## Task directions:
A complete, exact retyping of the data below is required.

## Given entries:

**********

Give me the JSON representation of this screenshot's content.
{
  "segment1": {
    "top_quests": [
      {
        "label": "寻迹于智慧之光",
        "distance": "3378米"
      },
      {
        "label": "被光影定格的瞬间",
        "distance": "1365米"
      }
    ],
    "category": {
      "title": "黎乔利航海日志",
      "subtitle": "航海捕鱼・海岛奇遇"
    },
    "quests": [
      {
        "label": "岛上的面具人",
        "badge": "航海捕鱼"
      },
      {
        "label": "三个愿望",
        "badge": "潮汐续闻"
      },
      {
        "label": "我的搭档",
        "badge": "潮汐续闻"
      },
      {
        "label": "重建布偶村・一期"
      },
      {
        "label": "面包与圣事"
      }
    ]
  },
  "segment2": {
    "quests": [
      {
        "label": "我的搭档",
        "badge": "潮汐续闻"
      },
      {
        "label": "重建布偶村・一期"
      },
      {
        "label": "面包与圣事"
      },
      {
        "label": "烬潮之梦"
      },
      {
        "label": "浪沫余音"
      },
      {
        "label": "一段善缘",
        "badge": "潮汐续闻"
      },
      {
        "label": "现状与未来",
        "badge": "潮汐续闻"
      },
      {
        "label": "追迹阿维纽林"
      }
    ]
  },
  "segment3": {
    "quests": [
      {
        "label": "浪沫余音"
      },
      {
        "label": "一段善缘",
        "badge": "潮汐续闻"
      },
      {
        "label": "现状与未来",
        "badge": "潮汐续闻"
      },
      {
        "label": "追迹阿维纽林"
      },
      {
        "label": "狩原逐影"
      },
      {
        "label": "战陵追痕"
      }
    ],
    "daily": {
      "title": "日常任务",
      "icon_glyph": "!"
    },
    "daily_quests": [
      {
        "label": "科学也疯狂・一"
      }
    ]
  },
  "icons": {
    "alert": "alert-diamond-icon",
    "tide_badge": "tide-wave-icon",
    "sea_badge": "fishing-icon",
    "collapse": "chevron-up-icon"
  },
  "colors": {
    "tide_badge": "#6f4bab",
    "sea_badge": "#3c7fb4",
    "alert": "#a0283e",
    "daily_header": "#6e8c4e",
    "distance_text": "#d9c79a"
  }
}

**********

## Solution to this task:
Give me the JSON representation of this screenshot's content.
{
  "segment1": {
    "top_quests": [
      {
        "label": "寻迹于智慧之光",
        "distance": "3378米"
      },
      {
        "label": "被光影定格的瞬间",
        "distance": "1365米"
      }
    ],
    "category": {
      "title": "黎乔利航海日志",
      "subtitle": "航海捕鱼・海岛奇遇"
    },
    "quests": [
      {
        "label": "岛上的面具人",
        "badge": "航海捕鱼"
      },
      {
        "label": "三个愿望",
        "badge": "潮汐续闻"
      },
      {
        "label": "我的搭档",
        "badge": "潮汐续闻"
      },
      {
        "label": "重建布偶村・一期"
      },
      {
        "label": "面包与圣事"
      }
    ]
  },
  "segment2": {
    "quests": [
      {
        "label": "我的搭档",
        "badge": "潮汐续闻"
      },
      {
        "label": "重建布偶村・一期"
      },
      {
        "label": "面包与圣事"
      },
      {
        "label": "烬潮之梦"
      },
      {
        "label": "浪沫余音"
      },
      {
        "label": "一段善缘",
        "badge": "潮汐续闻"
      },
      {
        "label": "现状与未来",
        "badge": "潮汐续闻"
      },
      {
        "label": "追迹阿维纽林"
      }
    ]
  },
  "segment3": {
    "quests": [
      {
        "label": "浪沫余音"
      },
      {
        "label": "一段善缘",
        "badge": "潮汐续闻"
      },
      {
        "label": "现状与未来",
        "badge": "潮汐续闻"
      },
      {
        "label": "追迹阿维纽林"
      },
      {
        "label": "狩原逐影"
      },
      {
        "label": "战陵追痕"
      }
    ],
    "daily": {
      "title": "日常任务",
      "icon_glyph": "!"
    },
    "daily_quests": [
      {
        "label": "科学也疯狂・一"
      }
    ]
  },
  "icons": {
    "alert": "alert-diamond-icon",
    "tide_badge": "tide-wave-icon",
    "sea_badge": "fishing-icon",
    "collapse": "chevron-up-icon"
  },
  "colors": {
    "tide_badge": "#6f4bab",
    "sea_badge": "#3c7fb4",
    "alert": "#a0283e",
    "daily_header": "#6e8c4e",
    "distance_text": "#d9c79a"
  }
}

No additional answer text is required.